According to the relational model, columns can be compared if and only if their values are drawn from the same domain.You cannot compare XML, BLOB, or CLOB columns using the built‑in SQL operator set. You can write UDFs to make such comparisons, however, and if you create UDTs based on BLOB or CLOB types, you can create methods for those UDTs that would permit you can make such comparisons (see SQL External Routine Programming and SQL Data Definition Language for further information). If an application is to compare data from different columns in any way, all of the following statements must be true for all of the columns being compared.

  • They must share the same set of values.
  • The same value represents the same real world object in all cases.
  • The values can be compared, added, subtracted, and joined.
  • Note that you cannot operate on XML, BLOB, or CLOB data types

    In terms of domains, these rules can be stated as follows.

  • Columns from the same domain always have the same defined domain name, which can be based on a user‑defined data type.
  • Columns from the same domain always have the same defined constraints.
  • Columns from the same domain always have the same data type.
  • Particularly in the case of user‑defined data types, the domain and the data type are often isomorphic.

    Commercial relational database management systems relax these comparison restrictions to a greater or lesser degree. For example, you can compare INTEGER and DECIMAL values in commercially available systems because, the reasoning goes, both are numeric types.
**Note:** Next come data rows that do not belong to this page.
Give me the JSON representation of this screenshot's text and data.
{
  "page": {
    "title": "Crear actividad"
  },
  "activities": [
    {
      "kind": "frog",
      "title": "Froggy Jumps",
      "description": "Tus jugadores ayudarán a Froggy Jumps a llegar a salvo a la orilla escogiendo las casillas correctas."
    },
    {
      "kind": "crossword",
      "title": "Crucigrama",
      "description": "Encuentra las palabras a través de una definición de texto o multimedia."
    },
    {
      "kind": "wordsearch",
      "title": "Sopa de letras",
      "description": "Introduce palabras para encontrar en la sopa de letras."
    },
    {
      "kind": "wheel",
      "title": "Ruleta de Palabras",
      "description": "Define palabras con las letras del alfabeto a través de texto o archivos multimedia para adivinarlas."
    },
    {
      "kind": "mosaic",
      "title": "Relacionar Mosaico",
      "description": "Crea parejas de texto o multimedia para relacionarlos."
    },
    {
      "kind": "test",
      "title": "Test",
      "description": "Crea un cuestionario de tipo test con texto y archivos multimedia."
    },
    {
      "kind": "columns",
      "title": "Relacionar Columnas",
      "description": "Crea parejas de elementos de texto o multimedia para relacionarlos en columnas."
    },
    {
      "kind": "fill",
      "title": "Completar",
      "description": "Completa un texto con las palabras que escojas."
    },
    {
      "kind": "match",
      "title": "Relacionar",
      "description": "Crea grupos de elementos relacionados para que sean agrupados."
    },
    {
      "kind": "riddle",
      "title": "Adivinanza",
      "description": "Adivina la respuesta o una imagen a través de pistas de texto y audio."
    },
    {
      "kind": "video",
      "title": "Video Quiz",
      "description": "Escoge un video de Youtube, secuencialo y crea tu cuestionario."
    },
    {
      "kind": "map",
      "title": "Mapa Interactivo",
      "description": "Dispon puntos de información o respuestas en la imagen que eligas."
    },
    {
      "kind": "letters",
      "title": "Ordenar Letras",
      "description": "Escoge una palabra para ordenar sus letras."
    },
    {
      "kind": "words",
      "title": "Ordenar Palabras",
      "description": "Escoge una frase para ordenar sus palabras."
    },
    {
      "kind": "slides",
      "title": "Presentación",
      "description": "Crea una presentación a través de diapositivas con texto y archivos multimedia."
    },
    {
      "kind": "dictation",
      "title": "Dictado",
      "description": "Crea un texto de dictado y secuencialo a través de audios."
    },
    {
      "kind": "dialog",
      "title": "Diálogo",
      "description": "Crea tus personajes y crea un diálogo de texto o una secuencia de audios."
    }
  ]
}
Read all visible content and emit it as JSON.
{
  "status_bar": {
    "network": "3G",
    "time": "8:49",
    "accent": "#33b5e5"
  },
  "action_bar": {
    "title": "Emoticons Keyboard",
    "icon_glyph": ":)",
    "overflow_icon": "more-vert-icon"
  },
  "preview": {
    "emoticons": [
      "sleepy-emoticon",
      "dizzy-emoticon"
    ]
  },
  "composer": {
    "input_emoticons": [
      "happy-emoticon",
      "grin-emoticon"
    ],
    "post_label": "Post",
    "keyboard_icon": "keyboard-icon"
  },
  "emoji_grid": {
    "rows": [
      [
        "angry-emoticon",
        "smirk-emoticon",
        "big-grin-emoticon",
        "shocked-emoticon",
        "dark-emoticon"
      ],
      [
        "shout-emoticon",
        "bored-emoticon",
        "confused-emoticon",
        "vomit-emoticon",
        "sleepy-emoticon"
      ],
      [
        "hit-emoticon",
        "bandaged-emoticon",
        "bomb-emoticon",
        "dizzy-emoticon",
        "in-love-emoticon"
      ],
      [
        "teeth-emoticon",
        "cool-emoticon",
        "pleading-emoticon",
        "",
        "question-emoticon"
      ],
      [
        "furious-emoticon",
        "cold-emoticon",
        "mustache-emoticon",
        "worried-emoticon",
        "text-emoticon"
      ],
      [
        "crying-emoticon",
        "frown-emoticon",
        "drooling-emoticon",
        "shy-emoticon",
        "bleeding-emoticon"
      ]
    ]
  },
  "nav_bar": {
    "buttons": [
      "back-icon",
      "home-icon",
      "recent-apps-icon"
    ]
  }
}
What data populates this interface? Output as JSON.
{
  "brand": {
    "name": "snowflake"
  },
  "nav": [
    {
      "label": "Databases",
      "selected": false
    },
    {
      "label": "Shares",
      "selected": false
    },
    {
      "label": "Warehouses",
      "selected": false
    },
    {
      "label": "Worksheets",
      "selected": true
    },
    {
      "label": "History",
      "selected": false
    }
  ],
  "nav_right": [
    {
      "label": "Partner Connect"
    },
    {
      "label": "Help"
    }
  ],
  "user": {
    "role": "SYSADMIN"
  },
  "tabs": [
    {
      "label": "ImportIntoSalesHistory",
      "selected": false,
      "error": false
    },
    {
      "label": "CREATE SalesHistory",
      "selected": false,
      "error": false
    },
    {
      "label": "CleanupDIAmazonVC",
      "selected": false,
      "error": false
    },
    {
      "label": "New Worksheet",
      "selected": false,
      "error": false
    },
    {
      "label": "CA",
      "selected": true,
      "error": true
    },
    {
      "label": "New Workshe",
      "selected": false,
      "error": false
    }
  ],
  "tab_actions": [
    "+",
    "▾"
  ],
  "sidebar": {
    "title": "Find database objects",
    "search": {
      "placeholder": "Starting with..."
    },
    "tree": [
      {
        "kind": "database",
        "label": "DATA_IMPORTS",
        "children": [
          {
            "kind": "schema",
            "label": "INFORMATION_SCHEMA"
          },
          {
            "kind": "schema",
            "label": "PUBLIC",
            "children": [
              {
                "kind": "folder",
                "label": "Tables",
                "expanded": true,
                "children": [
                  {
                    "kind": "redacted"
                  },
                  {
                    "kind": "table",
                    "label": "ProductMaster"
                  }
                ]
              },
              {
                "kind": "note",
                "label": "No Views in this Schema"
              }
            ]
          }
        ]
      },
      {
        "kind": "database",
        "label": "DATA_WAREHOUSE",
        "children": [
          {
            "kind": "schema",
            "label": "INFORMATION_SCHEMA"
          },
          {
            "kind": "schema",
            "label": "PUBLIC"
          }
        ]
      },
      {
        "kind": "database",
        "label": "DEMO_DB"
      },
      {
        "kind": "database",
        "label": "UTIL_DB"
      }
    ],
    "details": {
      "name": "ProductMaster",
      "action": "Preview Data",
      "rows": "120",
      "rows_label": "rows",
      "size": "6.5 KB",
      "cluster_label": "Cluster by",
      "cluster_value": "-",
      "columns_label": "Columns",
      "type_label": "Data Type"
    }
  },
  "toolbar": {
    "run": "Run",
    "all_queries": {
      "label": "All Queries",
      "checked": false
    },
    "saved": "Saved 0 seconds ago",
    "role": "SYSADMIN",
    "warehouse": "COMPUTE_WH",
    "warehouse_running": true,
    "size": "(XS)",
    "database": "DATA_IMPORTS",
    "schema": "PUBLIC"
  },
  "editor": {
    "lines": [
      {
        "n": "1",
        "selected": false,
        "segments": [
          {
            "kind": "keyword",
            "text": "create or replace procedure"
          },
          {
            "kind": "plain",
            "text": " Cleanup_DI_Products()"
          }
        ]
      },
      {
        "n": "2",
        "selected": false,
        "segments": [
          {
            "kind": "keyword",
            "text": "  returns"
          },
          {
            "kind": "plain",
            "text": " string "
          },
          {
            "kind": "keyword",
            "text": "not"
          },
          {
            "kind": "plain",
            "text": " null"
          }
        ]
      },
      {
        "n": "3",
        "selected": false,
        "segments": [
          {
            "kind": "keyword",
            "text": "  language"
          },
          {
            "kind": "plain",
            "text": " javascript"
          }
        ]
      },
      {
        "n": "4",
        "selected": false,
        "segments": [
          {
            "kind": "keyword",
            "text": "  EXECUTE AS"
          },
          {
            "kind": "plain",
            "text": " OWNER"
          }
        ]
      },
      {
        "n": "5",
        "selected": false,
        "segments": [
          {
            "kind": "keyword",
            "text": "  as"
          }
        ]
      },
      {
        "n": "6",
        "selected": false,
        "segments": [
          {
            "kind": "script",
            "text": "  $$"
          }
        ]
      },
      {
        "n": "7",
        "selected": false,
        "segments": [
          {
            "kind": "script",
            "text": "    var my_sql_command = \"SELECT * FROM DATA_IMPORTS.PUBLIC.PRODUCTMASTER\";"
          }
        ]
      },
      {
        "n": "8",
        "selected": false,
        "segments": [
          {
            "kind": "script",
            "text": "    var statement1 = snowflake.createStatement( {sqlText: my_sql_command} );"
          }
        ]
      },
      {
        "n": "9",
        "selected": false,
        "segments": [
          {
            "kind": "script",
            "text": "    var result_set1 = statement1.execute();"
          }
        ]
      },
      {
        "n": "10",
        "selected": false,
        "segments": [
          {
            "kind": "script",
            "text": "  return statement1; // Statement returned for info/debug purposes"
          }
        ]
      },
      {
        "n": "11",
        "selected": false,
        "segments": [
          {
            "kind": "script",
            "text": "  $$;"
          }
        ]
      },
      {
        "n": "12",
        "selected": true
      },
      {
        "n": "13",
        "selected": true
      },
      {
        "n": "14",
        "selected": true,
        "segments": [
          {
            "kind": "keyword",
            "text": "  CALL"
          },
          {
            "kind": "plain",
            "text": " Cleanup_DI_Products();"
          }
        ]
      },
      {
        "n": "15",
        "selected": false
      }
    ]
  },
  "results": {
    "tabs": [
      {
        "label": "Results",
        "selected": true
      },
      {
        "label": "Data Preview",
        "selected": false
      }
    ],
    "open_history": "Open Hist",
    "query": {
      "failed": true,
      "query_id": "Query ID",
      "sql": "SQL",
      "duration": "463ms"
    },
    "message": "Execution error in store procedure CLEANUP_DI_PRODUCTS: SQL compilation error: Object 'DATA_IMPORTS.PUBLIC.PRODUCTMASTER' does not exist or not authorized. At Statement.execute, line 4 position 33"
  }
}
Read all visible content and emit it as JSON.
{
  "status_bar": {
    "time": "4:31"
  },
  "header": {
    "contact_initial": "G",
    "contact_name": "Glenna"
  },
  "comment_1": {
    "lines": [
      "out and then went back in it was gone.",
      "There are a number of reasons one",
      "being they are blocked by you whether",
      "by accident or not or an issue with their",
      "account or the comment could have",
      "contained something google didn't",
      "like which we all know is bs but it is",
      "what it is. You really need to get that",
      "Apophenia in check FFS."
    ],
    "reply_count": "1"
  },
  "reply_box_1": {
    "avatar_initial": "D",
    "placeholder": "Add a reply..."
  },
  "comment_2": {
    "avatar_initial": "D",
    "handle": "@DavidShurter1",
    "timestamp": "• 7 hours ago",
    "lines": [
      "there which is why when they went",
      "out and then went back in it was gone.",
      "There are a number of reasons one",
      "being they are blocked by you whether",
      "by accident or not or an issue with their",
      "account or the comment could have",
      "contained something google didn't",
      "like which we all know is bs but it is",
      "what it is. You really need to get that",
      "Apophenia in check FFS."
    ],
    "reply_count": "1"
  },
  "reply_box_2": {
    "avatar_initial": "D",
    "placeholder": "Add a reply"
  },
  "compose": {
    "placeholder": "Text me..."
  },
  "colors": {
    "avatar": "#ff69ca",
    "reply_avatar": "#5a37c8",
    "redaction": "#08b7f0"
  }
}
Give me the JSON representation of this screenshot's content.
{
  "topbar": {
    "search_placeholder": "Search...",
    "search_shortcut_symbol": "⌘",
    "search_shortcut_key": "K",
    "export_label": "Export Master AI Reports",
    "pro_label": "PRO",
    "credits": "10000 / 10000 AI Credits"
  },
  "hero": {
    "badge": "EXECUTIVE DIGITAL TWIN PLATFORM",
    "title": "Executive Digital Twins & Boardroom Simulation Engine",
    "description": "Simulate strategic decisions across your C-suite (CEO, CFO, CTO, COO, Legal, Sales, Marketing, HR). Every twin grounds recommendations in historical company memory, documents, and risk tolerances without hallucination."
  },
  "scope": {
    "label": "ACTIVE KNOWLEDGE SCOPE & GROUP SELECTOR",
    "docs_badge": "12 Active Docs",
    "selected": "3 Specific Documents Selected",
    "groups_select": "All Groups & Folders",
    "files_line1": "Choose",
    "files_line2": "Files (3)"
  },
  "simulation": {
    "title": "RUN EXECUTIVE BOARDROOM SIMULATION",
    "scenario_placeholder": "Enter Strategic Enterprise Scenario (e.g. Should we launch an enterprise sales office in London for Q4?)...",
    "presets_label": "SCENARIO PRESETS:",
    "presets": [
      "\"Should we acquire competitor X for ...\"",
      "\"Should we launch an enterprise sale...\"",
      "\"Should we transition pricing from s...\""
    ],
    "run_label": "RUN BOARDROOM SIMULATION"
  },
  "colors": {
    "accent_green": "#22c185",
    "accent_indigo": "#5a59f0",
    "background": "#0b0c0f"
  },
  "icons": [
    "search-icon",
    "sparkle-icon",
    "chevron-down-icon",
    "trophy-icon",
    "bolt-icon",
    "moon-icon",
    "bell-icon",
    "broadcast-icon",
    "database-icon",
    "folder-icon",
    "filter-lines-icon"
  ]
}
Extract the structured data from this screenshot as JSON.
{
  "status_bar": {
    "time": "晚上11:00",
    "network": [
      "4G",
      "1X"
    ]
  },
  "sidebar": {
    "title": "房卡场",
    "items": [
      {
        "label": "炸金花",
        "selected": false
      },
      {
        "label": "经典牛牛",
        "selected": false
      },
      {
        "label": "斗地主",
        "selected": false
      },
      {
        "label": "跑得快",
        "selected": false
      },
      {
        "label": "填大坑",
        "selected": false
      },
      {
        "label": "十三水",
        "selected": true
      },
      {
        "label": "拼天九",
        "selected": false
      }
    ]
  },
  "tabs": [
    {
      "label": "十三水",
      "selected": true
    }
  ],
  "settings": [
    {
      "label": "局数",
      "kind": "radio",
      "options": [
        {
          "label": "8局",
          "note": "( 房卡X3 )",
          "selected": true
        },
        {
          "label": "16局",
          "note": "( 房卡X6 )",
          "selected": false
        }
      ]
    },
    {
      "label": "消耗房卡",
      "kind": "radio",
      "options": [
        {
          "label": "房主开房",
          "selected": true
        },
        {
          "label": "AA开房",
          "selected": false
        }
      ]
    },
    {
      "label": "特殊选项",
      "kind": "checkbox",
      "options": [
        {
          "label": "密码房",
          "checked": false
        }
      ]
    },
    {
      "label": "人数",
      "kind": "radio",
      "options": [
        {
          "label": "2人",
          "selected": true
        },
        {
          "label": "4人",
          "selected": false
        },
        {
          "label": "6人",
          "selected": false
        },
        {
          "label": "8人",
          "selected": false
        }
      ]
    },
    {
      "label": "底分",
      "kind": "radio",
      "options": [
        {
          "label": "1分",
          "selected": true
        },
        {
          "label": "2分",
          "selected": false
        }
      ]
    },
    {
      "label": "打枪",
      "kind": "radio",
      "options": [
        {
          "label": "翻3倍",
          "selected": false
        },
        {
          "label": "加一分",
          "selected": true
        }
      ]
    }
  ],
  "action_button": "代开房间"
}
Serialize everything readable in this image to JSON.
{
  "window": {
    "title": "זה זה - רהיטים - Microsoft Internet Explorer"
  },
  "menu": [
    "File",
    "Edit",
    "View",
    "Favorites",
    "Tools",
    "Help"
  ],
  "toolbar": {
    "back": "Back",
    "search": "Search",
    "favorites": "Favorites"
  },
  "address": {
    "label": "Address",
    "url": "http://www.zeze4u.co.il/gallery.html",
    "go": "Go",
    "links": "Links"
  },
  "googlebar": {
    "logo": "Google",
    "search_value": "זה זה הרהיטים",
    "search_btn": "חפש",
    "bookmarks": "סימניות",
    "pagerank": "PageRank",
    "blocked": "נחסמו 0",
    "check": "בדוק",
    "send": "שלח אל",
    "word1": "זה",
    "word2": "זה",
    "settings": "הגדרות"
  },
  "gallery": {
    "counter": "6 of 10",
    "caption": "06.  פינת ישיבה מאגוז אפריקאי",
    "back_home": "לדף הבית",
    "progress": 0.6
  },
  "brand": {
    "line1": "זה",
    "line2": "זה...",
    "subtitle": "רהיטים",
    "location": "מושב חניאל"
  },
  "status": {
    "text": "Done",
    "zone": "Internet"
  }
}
    Database management systems usually provide internal data type conversion routines to ensure such comparisons can be made. Programming languages generally refer to this as weak typing. The more strict domain comparison rules of the relational model, which are more strongly typed, do not permit these types of comparison to be made. UDTs are strongly typed and do not permit careless comparisons unless you write casts specifically to permit them. See CREATE CAST in SQL Data Definition Language for more information about creating cast functionality for UDTs.